For some populations, telepsychiatry can reduce the cost of care by 40 to 70 percent. However, reimbursement varies widely by state, setting, and patients served. There is still a long way to go on this front, but progress is being made at the Federal CMS level and state Medicaid level, and commercial payers are slowly coming on board.
At present, Medicare, Medicaid, and many third-party payers only reimburse under certain circumstances. We recommend researching your state’s parity laws and strategizing with your payer contracting team. For example, Medicare will pay for crisis services delivered by telepsychiatry if the facility is rurally designated.
Anecdotal evidence suggests that even where reimbursement is zero, telepsychiatry can still save hospitals money in the long run. When factoring in the cost of the program, administrators should also consider:
- Clinical quality and the EMTALA obligation to treat all medical emergencies
- Direct and opportunity costs of psychiatric boarding
- Payer denials due to unnecessary admissions (for hospitals with inpatient psychiatry programs)

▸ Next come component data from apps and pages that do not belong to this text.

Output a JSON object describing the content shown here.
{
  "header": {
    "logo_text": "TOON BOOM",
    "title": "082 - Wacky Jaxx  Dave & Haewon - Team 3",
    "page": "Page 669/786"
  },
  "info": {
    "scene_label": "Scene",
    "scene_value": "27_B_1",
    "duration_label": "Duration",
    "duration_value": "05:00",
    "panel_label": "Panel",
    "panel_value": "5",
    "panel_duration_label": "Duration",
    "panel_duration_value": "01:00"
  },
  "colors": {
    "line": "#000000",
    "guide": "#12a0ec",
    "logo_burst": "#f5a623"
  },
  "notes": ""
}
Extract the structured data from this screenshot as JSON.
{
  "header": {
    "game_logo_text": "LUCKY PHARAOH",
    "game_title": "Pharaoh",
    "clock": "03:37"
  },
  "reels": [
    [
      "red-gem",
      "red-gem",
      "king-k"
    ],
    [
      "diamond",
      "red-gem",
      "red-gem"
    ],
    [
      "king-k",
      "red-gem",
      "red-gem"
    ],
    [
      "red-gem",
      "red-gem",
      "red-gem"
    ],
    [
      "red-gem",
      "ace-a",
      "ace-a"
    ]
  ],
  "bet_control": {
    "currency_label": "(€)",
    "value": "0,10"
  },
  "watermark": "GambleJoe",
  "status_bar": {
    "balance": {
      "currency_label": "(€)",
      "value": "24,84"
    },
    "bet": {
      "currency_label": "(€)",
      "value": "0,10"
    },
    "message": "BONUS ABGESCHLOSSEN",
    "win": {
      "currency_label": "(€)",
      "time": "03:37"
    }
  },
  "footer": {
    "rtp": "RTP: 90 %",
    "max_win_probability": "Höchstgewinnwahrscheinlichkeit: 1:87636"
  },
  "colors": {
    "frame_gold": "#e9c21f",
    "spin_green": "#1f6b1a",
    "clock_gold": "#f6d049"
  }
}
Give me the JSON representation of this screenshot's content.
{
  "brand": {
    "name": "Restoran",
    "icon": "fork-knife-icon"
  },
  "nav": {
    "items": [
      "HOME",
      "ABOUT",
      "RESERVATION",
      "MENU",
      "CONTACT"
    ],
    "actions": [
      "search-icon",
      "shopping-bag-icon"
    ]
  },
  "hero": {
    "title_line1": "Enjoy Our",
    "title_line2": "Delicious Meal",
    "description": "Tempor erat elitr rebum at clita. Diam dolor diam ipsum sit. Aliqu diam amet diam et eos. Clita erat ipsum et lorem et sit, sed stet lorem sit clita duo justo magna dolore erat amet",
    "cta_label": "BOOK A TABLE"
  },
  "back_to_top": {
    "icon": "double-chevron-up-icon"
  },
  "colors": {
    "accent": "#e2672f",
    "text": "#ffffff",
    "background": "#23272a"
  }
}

- Provider and staff satisfaction and retention
Myth #3: Not a cost-effective option
After set-up fees, most telepsychiatry services charge by the consultation. So even where psychiatric coverage is available, on-demand telepsychiatry may still be a more cost-effective option. This is especially true for lower-volume EDs that don’t treat enough psychiatric cases to justify the cost of a dedicated, local call panel.
Myth #4: It will hurt patient experience scores
Research suggests patients don’t mind telepsychiatry — and may even prefer it to an in-person consultation. Even if patients have hesitations around using telehealth technology, they should certainly appreciate the rapid response to meet their care needs in the ED versus waiting hours or days to see a psychiatrist.
Once you’ve gained buy-in for the program, consider involving community partners. Public health programs, local care networks, and private mental health charities may be willing to contribute financial and human resources to your efforts.
When choosing a telepsychiatry provider, look for one that provides a panel of psychiatrists with expertise and experience to treat acute psychiatric patients. To realize the full value of this type of service, having a physician partner with the confidence to treat and disposition emergency psychiatric patients will ensure qualitative and quantitative returns on your investment.
Building a telepsychiatry practice takes time and effort. But with the right partners, it can often be easier and less expensive than you think. To learn more about Vituity’s Acute Psychiatry solutions, visit https://www.partnerwithvituity.com/behavioral-health-care-crisis.